**EXERCISE GOAL**
Start to finish, print the entries exactly, and carry none of the pictures over.

**PROVIDED MATERIAL**
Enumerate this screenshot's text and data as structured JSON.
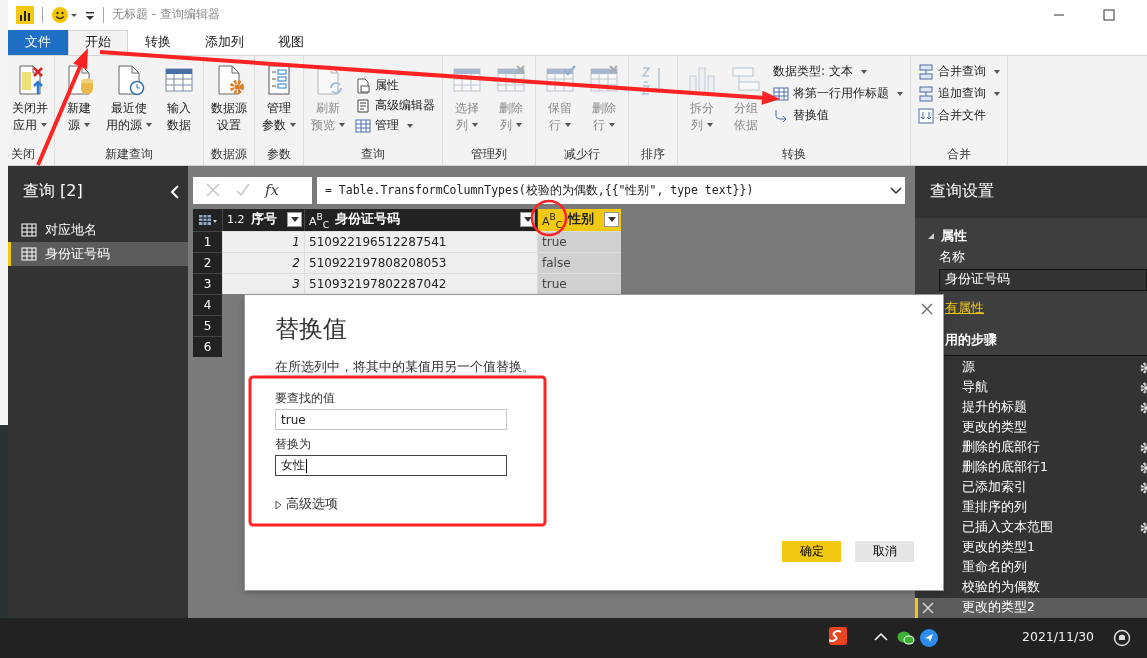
{
  "title_bar": {
    "title": "无标题 - 查询编辑器"
  },
  "menu_tabs": [
    {
      "label": "文件",
      "kind": "file",
      "selected": false
    },
    {
      "label": "开始",
      "kind": "tab",
      "selected": true
    },
    {
      "label": "转换",
      "kind": "tab",
      "selected": false
    },
    {
      "label": "添加列",
      "kind": "tab",
      "selected": false
    },
    {
      "label": "视图",
      "kind": "tab",
      "selected": false
    }
  ],
  "ribbon": {
    "groups": [
      {
        "label": "关闭",
        "large": [
          {
            "lines": [
              "关闭并",
              "应用"
            ],
            "dropdown": true,
            "disabled": false
          }
        ]
      },
      {
        "label": "新建查询",
        "large": [
          {
            "lines": [
              "新建",
              "源"
            ],
            "dropdown": true,
            "disabled": false
          },
          {
            "lines": [
              "最近使",
              "用的源"
            ],
            "dropdown": true,
            "disabled": false
          },
          {
            "lines": [
              "输入",
              "数据"
            ],
            "dropdown": false,
            "disabled": false
          }
        ]
      },
      {
        "label": "数据源",
        "large": [
          {
            "lines": [
              "数据源",
              "设置"
            ],
            "dropdown": false,
            "disabled": false
          }
        ]
      },
      {
        "label": "参数",
        "large": [
          {
            "lines": [
              "管理",
              "参数"
            ],
            "dropdown": true,
            "disabled": false
          }
        ]
      },
      {
        "label": "查询",
        "large": [
          {
            "lines": [
              "刷新",
              "预览"
            ],
            "dropdown": true,
            "disabled": true
          }
        ],
        "small": [
          {
            "label": "属性",
            "dropdown": false
          },
          {
            "label": "高级编辑器",
            "dropdown": false
          },
          {
            "label": "管理",
            "dropdown": true
          }
        ]
      },
      {
        "label": "管理列",
        "large": [
          {
            "lines": [
              "选择",
              "列"
            ],
            "dropdown": true,
            "disabled": true
          },
          {
            "lines": [
              "删除",
              "列"
            ],
            "dropdown": true,
            "disabled": true
          }
        ]
      },
      {
        "label": "减少行",
        "large": [
          {
            "lines": [
              "保留",
              "行"
            ],
            "dropdown": true,
            "disabled": true
          },
          {
            "lines": [
              "删除",
              "行"
            ],
            "dropdown": true,
            "disabled": true
          }
        ]
      },
      {
        "label": "排序",
        "large": [
          {
            "disabled": true
          }
        ]
      },
      {
        "label": "转换",
        "large": [
          {
            "lines": [
              "拆分",
              "列"
            ],
            "dropdown": true,
            "disabled": true
          },
          {
            "lines": [
              "分组",
              "依据"
            ],
            "dropdown": false,
            "disabled": true
          }
        ],
        "small": [
          {
            "label": "数据类型: 文本",
            "dropdown": true
          },
          {
            "label": "将第一行用作标题",
            "dropdown": true
          },
          {
            "label": "替换值",
            "dropdown": false
          }
        ]
      },
      {
        "label": "合并",
        "small": [
          {
            "label": "合并查询",
            "dropdown": true
          },
          {
            "label": "追加查询",
            "dropdown": true
          },
          {
            "label": "合并文件",
            "dropdown": false
          }
        ]
      }
    ]
  },
  "queries_panel": {
    "title": "查询 [2]",
    "items": [
      {
        "label": "对应地名",
        "selected": false
      },
      {
        "label": "身份证号码",
        "selected": true
      }
    ]
  },
  "formula_bar": {
    "fx": "fx",
    "formula": "= Table.TransformColumnTypes(校验的为偶数,{{\"性别\", type text}})"
  },
  "table": {
    "columns": [
      {
        "type": "1.2",
        "label": "序号",
        "selected": false
      },
      {
        "type": "A$^{B}$$_{C}$",
        "label": "身份证号码",
        "selected": false
      },
      {
        "type": "A$^{B}$$_{C}$",
        "label": "性别",
        "selected": true
      }
    ],
    "rows": [
      {
        "number": "1",
        "cells": [
          "1",
          "510922196512287541",
          "true"
        ]
      },
      {
        "number": "2",
        "cells": [
          "2",
          "510922197808208053",
          "false"
        ]
      },
      {
        "number": "3",
        "cells": [
          "3",
          "510932197802287042",
          "true"
        ]
      },
      {
        "number": "4"
      },
      {
        "number": "5"
      },
      {
        "number": "6"
      }
    ]
  },
  "dialog": {
    "title": "替换值",
    "description": "在所选列中，将其中的某值用另一个值替换。",
    "find_label": "要查找的值",
    "find_value": "true",
    "replace_label": "替换为",
    "replace_value": "女性",
    "advanced": {
      "label": "高级选项",
      "expanded": false
    },
    "ok": "确定",
    "cancel": "取消"
  },
  "query_settings": {
    "title": "查询设置",
    "properties": {
      "heading": "属性",
      "expanded": true,
      "name_label": "名称",
      "name_value": "身份证号码",
      "all_properties_link": "有属性"
    },
    "steps_heading": "用的步骤",
    "steps": [
      {
        "label": "源",
        "settings": true,
        "selected": false
      },
      {
        "label": "导航",
        "settings": true,
        "selected": false
      },
      {
        "label": "提升的标题",
        "settings": true,
        "selected": false
      },
      {
        "label": "更改的类型",
        "settings": false,
        "selected": false
      },
      {
        "label": "删除的底部行",
        "settings": true,
        "selected": false
      },
      {
        "label": "删除的底部行1",
        "settings": true,
        "selected": false
      },
      {
        "label": "已添加索引",
        "settings": true,
        "selected": false
      },
      {
        "label": "重排序的列",
        "settings": false,
        "selected": false
      },
      {
        "label": "已插入文本范围",
        "settings": true,
        "selected": false
      },
      {
        "label": "更改的类型1",
        "settings": false,
        "selected": false
      },
      {
        "label": "重命名的列",
        "settings": false,
        "selected": false
      },
      {
        "label": "校验的为偶数",
        "settings": false,
        "selected": false
      },
      {
        "label": "更改的类型2",
        "settings": false,
        "selected": true
      }
    ]
  },
  "taskbar": {
    "clock": "2021/11/30"
  }
}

**PROBLEM SOLUTION**
Enumerate this screenshot's text and data as structured JSON.
{
  "title_bar": {
    "title": "无标题 - 查询编辑器"
  },
  "menu_tabs": [
    {
      "label": "文件",
      "kind": "file",
      "selected": false
    },
    {
      "label": "开始",
      "kind": "tab",
      "selected": true
    },
    {
      "label": "转换",
      "kind": "tab",
      "selected": false
    },
    {
      "label": "添加列",
      "kind": "tab",
      "selected": false
    },
    {
      "label": "视图",
      "kind": "tab",
      "selected": false
    }
  ],
  "ribbon": {
    "groups": [
      {
        "label": "关闭",
        "large": [
          {
            "lines": [
              "关闭并",
              "应用"
            ],
            "dropdown": true,
            "disabled": false
          }
        ]
      },
      {
        "label": "新建查询",
        "large": [
          {
            "lines": [
              "新建",
              "源"
            ],
            "dropdown": true,
            "disabled": false
          },
          {
            "lines": [
              "最近使",
              "用的源"
            ],
            "dropdown": true,
            "disabled": false
          },
          {
            "lines": [
              "输入",
              "数据"
            ],
            "dropdown": false,
            "disabled": false
          }
        ]
      },
      {
        "label": "数据源",
        "large": [
          {
            "lines": [
              "数据源",
              "设置"
            ],
            "dropdown": false,
            "disabled": false
          }
        ]
      },
      {
        "label": "参数",
        "large": [
          {
            "lines": [
              "管理",
              "参数"
            ],
            "dropdown": true,
            "disabled": false
          }
        ]
      },
      {
        "label": "查询",
        "large": [
          {
            "lines": [
              "刷新",
              "预览"
            ],
            "dropdown": true,
            "disabled": true
          }
        ],
        "small": [
          {
            "label": "属性",
            "dropdown": false
          },
          {
            "label": "高级编辑器",
            "dropdown": false
          },
          {
            "label": "管理",
            "dropdown": true
          }
        ]
      },
      {
        "label": "管理列",
        "large": [
          {
            "lines": [
              "选择",
              "列"
            ],
            "dropdown": true,
            "disabled": true
          },
          {
            "lines": [
              "删除",
              "列"
            ],
            "dropdown": true,
            "disabled": true
          }
        ]
      },
      {
        "label": "减少行",
        "large": [
          {
            "lines": [
              "保留",
              "行"
            ],
            "dropdown": true,
            "disabled": true
          },
          {
            "lines": [
              "删除",
              "行"
            ],
            "dropdown": true,
            "disabled": true
          }
        ]
      },
      {
        "label": "排序",
        "large": [
          {
            "disabled": true
          }
        ]
      },
      {
        "label": "转换",
        "large": [
          {
            "lines": [
              "拆分",
              "列"
            ],
            "dropdown": true,
            "disabled": true
          },
          {
            "lines": [
              "分组",
              "依据"
            ],
            "dropdown": false,
            "disabled": true
          }
        ],
        "small": [
          {
            "label": "数据类型: 文本",
            "dropdown": true
          },
          {
            "label": "将第一行用作标题",
            "dropdown": true
          },
          {
            "label": "替换值",
            "dropdown": false
          }
        ]
      },
      {
        "label": "合并",
        "small": [
          {
            "label": "合并查询",
            "dropdown": true
          },
          {
            "label": "追加查询",
            "dropdown": true
          },
          {
            "label": "合并文件",
            "dropdown": false
          }
        ]
      }
    ]
  },
  "queries_panel": {
    "title": "查询 [2]",
    "items": [
      {
        "label": "对应地名",
        "selected": false
      },
      {
        "label": "身份证号码",
        "selected": true
      }
    ]
  },
  "formula_bar": {
    "fx": "fx",
    "formula": "= Table.TransformColumnTypes(校验的为偶数,{{\"性别\", type text}})"
  },
  "table": {
    "columns": [
      {
        "type": "1.2",
        "label": "序号",
        "selected": false
      },
      {
        "type": "A$^{B}$$_{C}$",
        "label": "身份证号码",
        "selected": false
      },
      {
        "type": "A$^{B}$$_{C}$",
        "label": "性别",
        "selected": true
      }
    ],
    "rows": [
      {
        "number": "1",
        "cells": [
          "1",
          "510922196512287541",
          "true"
        ]
      },
      {
        "number": "2",
        "cells": [
          "2",
          "510922197808208053",
          "false"
        ]
      },
      {
        "number": "3",
        "cells": [
          "3",
          "510932197802287042",
          "true"
        ]
      },
      {
        "number": "4"
      },
      {
        "number": "5"
      },
      {
        "number": "6"
      }
    ]
  },
  "dialog": {
    "title": "替换值",
    "description": "在所选列中，将其中的某值用另一个值替换。",
    "find_label": "要查找的值",
    "find_value": "true",
    "replace_label": "替换为",
    "replace_value": "女性",
    "advanced": {
      "label": "高级选项",
      "expanded": false
    },
    "ok": "确定",
    "cancel": "取消"
  },
  "query_settings": {
    "title": "查询设置",
    "properties": {
      "heading": "属性",
      "expanded": true,
      "name_label": "名称",
      "name_value": "身份证号码",
      "all_properties_link": "有属性"
    },
    "steps_heading": "用的步骤",
    "steps": [
      {
        "label": "源",
        "settings": true,
        "selected": false
      },
      {
        "label": "导航",
        "settings": true,
        "selected": false
      },
      {
        "label": "提升的标题",
        "settings": true,
        "selected": false
      },
      {
        "label": "更改的类型",
        "settings": false,
        "selected": false
      },
      {
        "label": "删除的底部行",
        "settings": true,
        "selected": false
      },
      {
        "label": "删除的底部行1",
        "settings": true,
        "selected": false
      },
      {
        "label": "已添加索引",
        "settings": true,
        "selected": false
      },
      {
        "label": "重排序的列",
        "settings": false,
        "selected": false
      },
      {
        "label": "已插入文本范围",
        "settings": true,
        "selected": false
      },
      {
        "label": "更改的类型1",
        "settings": false,
        "selected": false
      },
      {
        "label": "重命名的列",
        "settings": false,
        "selected": false
      },
      {
        "label": "校验的为偶数",
        "settings": false,
        "selected": false
      },
      {
        "label": "更改的类型2",
        "settings": false,
        "selected": true
      }
    ]
  },
  "taskbar": {
    "clock": "2021/11/30"
  }
}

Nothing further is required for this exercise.